Items listed in a dataset:
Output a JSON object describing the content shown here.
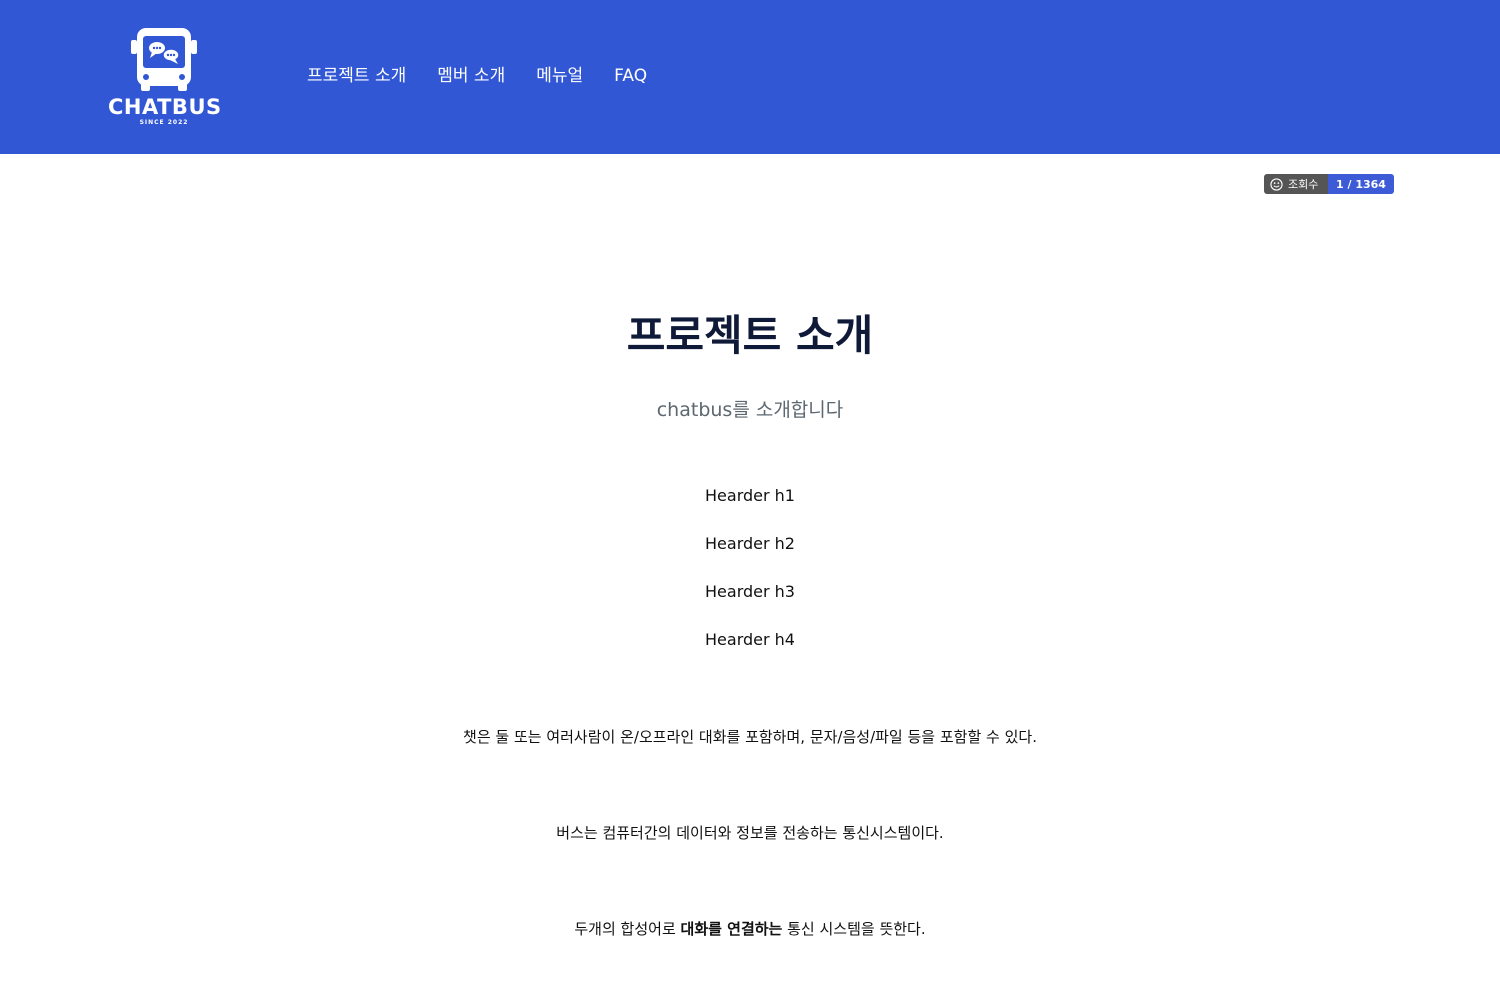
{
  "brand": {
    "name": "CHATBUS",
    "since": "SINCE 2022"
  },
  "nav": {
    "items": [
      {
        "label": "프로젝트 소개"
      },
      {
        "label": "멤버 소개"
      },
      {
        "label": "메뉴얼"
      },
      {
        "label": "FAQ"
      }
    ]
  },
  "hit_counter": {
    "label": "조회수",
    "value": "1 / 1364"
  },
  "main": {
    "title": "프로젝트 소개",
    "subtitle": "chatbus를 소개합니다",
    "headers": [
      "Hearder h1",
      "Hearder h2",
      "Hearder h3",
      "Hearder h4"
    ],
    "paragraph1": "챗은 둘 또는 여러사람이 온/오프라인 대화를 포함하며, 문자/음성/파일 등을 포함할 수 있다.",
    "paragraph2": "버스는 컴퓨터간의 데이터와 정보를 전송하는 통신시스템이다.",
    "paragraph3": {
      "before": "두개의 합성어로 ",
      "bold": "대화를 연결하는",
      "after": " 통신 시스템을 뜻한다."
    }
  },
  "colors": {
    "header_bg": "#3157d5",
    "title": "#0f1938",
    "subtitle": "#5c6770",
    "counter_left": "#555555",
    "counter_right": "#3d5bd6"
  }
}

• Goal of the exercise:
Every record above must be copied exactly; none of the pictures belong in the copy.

• Task response:
Output a JSON object describing the content shown here.
{
  "brand": {
    "name": "CHATBUS",
    "since": "SINCE 2022"
  },
  "nav": {
    "items": [
      {
        "label": "프로젝트 소개"
      },
      {
        "label": "멤버 소개"
      },
      {
        "label": "메뉴얼"
      },
      {
        "label": "FAQ"
      }
    ]
  },
  "hit_counter": {
    "label": "조회수",
    "value": "1 / 1364"
  },
  "main": {
    "title": "프로젝트 소개",
    "subtitle": "chatbus를 소개합니다",
    "headers": [
      "Hearder h1",
      "Hearder h2",
      "Hearder h3",
      "Hearder h4"
    ],
    "paragraph1": "챗은 둘 또는 여러사람이 온/오프라인 대화를 포함하며, 문자/음성/파일 등을 포함할 수 있다.",
    "paragraph2": "버스는 컴퓨터간의 데이터와 정보를 전송하는 통신시스템이다.",
    "paragraph3": {
      "before": "두개의 합성어로 ",
      "bold": "대화를 연결하는",
      "after": " 통신 시스템을 뜻한다."
    }
  },
  "colors": {
    "header_bg": "#3157d5",
    "title": "#0f1938",
    "subtitle": "#5c6770",
    "counter_left": "#555555",
    "counter_right": "#3d5bd6"
  }
}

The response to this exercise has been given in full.